(Literary Essentials: Christian Fiction and Nonfiction)

Sources for Further Study

Lawrence, Brother. The Practice of the Presence of God. Translated by John J. Delaney. New York: Doubleday, 1977. This work, available in many editions, is one of a handful of classic devotional works that reveal the transforming power of the Resurrection in our everyday lives.

Lucado, Max. It’s Not About Me. Nashville, Tenn.: Integrity, 2005. A powerful complementary text to Cure for the Common Life because both deal with what seems a contradiction: In the secular world, each Christian has a role to play, but life is not about the individual.

Moore, Beth. Believing God. Nashville, Tenn.: Life Way Press, 2002. A text that, like Lucado’s, calls people to the radical faith of stepping beyond merely believing in God to believing him.

Publishers Weekly. Review of Cure for the Common Life. 252, no. 40 (October 10, 2005): 57. Review of the work that notes the author’s traditionally evangelical yet easy-to-read style.

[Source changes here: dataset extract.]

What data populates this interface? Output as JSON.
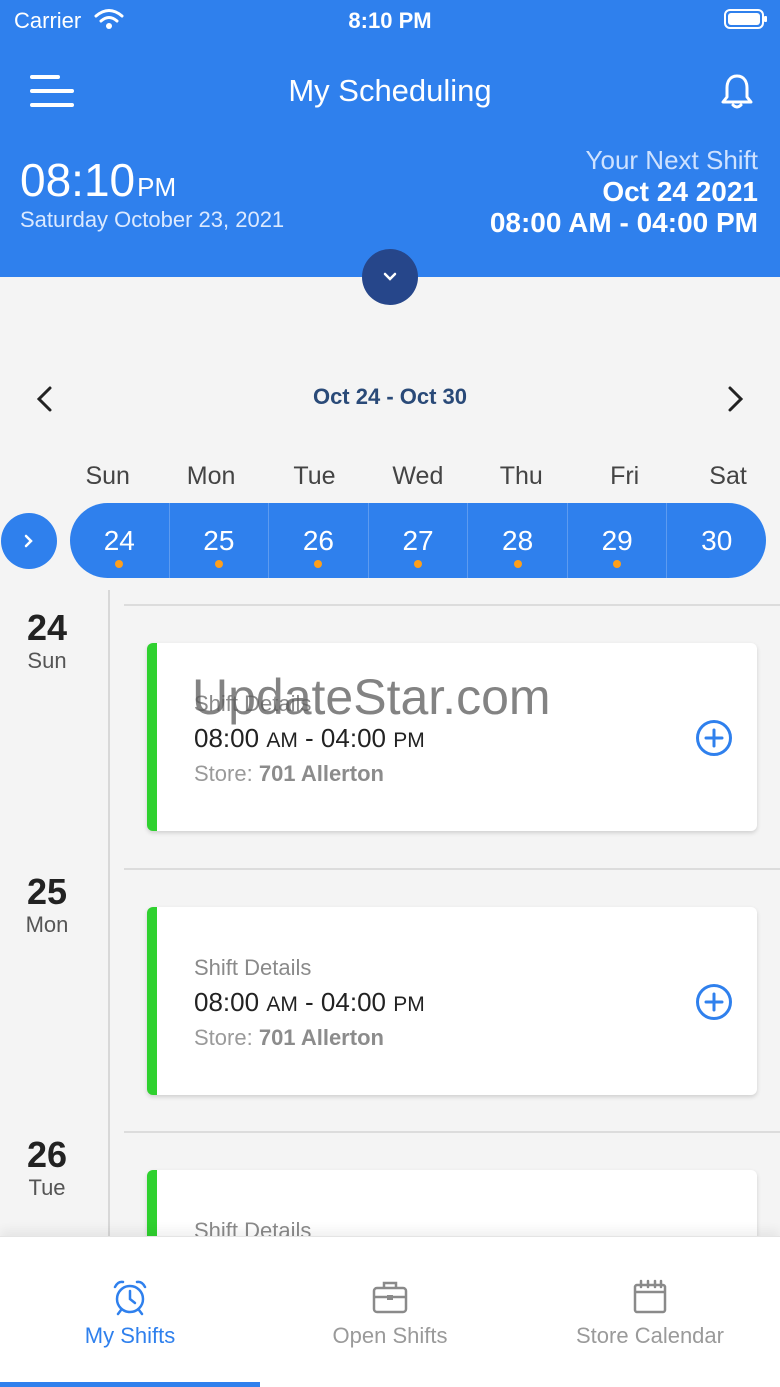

Warren, Rick. The Purpose-Driven Life: What on Earth Am I Here For? Grand Rapids, Mich.: Zondervan, 2002. Warren’s text defines the five purposes for existing and makes the claim that people are uniquely shaped for serving God. Like Lucado’s STORY, Warren’s SHAPE is an assessment tool for discovering God’s purpose for one’s life.